=== Source information ===

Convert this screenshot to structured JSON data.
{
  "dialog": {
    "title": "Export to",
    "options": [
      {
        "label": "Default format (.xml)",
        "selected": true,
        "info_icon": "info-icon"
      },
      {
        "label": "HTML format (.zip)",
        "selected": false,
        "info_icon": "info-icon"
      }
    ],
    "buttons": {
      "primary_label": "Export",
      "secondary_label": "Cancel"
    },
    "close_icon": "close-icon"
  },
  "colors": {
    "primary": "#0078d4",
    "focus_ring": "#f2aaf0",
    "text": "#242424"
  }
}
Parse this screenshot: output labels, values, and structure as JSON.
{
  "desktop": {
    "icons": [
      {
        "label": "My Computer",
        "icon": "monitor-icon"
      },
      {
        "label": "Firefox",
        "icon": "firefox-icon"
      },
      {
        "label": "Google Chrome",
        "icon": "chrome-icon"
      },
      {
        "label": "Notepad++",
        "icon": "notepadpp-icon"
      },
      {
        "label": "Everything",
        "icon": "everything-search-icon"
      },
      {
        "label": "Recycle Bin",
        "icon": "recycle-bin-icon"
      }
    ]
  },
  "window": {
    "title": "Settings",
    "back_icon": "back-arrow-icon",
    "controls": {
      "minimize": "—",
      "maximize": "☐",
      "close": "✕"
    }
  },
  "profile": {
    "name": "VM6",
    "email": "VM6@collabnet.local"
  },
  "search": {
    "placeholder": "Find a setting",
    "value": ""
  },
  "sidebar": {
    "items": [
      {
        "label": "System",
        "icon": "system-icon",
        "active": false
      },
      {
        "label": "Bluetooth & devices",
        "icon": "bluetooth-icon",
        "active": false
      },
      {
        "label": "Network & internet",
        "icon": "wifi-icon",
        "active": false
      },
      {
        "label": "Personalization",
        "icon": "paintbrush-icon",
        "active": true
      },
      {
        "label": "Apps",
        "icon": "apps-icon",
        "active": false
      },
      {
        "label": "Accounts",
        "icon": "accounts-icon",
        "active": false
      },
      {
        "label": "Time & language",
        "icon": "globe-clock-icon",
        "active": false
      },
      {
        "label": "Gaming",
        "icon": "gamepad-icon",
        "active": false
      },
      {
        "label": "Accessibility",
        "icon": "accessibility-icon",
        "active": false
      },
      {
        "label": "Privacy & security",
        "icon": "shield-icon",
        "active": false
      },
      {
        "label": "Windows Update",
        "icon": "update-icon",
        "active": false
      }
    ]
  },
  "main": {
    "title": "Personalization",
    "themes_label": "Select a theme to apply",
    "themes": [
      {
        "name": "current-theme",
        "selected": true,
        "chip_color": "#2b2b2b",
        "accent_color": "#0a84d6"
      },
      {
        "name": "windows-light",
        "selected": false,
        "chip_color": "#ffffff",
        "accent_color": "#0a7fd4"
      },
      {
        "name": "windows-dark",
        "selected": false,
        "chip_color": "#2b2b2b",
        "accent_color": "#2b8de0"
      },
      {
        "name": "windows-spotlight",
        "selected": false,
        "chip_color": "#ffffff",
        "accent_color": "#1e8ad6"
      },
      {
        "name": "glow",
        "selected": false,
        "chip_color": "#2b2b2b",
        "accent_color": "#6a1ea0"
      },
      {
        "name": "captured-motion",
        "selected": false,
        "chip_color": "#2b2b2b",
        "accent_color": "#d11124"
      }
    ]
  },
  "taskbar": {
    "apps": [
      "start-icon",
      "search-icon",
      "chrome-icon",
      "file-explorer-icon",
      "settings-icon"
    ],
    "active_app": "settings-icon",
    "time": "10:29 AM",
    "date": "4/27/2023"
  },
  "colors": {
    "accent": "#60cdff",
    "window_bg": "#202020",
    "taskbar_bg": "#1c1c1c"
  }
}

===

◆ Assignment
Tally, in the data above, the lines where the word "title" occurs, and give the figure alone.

◆ Output below
3